Finger-pressing forces are produced by activation of the intrinsic hand muscles, which are finger specific, and the extrinsic muscles that connect to multiple fingers. We tested a hypothesis of greater weakening of intrinsic hand muscles with age and quantified associated indexes of finger interaction such as enslaving (force production by unintended fingers) and force deficit (loss of finger force in multifinger tasks compared with single-finger tasks). Twelve young (23-35 yr old) and 12 elderly (70-95 yr old) men and women performed single-finger and four-finger maximal pressing tasks, in which force was applied at the proximal phalanges (PP, the intrinsic muscles are major focal force generators) and at the distal phalanges (DP, the extrinsic muscles are focal force generators). The decline in the peak force with age was greater at PP (30%) than at DP (19%). Larger indexes of finger interaction were observed at PP (enslaving = 17.2 ± 9.4%, force deficit = 36.1 ± 11.1%) than at DP (enslaving = 14.9 ± 8.8%, force deficit = 27.7 ± 10.8%) across ages and genders. We conclude that intrinsic hand muscles show disproportionate weakening with age. The greater indexes of finger interaction in PP tests with greater involvement of intrinsic hand muscles suggest that the finger interactions are predominantly of a central origin across ages and genders.

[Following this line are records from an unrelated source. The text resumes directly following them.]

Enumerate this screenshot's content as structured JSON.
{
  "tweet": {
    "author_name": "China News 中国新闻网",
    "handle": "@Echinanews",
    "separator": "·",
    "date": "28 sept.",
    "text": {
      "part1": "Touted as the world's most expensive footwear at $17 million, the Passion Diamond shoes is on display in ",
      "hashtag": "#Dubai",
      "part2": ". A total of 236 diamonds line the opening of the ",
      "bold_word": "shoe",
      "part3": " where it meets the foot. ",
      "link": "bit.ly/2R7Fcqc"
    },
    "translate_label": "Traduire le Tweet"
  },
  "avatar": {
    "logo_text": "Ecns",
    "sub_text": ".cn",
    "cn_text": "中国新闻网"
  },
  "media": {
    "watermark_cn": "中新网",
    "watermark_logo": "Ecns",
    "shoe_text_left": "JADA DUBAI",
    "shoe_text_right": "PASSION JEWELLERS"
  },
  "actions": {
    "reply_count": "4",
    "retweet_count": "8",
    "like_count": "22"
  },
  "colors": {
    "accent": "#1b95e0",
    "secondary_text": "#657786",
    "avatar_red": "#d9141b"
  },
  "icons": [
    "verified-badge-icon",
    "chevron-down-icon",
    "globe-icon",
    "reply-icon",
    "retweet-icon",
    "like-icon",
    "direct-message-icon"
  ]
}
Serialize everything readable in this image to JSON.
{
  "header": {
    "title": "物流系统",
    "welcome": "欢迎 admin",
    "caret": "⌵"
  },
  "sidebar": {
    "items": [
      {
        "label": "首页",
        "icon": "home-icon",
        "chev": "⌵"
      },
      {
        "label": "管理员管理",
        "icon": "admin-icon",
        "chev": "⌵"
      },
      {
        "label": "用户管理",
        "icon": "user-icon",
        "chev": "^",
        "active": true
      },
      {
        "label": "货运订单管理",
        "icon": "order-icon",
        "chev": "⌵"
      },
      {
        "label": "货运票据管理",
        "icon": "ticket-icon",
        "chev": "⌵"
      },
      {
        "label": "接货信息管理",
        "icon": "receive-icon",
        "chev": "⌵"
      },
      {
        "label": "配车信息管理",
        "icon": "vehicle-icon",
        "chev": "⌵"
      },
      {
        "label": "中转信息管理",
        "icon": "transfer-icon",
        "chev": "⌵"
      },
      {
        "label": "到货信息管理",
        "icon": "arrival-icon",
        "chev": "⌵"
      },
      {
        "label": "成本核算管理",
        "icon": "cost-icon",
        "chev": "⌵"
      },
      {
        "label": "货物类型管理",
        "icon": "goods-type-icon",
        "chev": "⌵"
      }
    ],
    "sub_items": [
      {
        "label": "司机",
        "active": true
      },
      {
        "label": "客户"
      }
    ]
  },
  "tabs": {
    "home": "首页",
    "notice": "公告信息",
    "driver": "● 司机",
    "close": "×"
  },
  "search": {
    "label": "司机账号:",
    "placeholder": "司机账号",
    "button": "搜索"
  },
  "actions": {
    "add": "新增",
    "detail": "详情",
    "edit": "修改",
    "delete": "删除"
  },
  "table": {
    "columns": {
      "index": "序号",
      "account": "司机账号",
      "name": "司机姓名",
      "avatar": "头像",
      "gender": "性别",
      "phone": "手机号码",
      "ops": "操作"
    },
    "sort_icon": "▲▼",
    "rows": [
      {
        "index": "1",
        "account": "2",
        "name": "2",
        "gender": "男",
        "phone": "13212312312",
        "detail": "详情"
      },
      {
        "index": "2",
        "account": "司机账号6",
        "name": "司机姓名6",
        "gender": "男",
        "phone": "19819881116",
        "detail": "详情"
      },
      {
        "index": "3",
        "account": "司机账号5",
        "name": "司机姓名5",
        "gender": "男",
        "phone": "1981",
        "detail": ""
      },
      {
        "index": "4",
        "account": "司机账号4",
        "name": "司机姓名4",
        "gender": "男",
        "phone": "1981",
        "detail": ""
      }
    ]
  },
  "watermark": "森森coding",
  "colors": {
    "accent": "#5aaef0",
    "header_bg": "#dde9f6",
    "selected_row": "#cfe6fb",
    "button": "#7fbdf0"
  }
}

All Science Journal Classification (ASJC) codes
- Physiology (medical)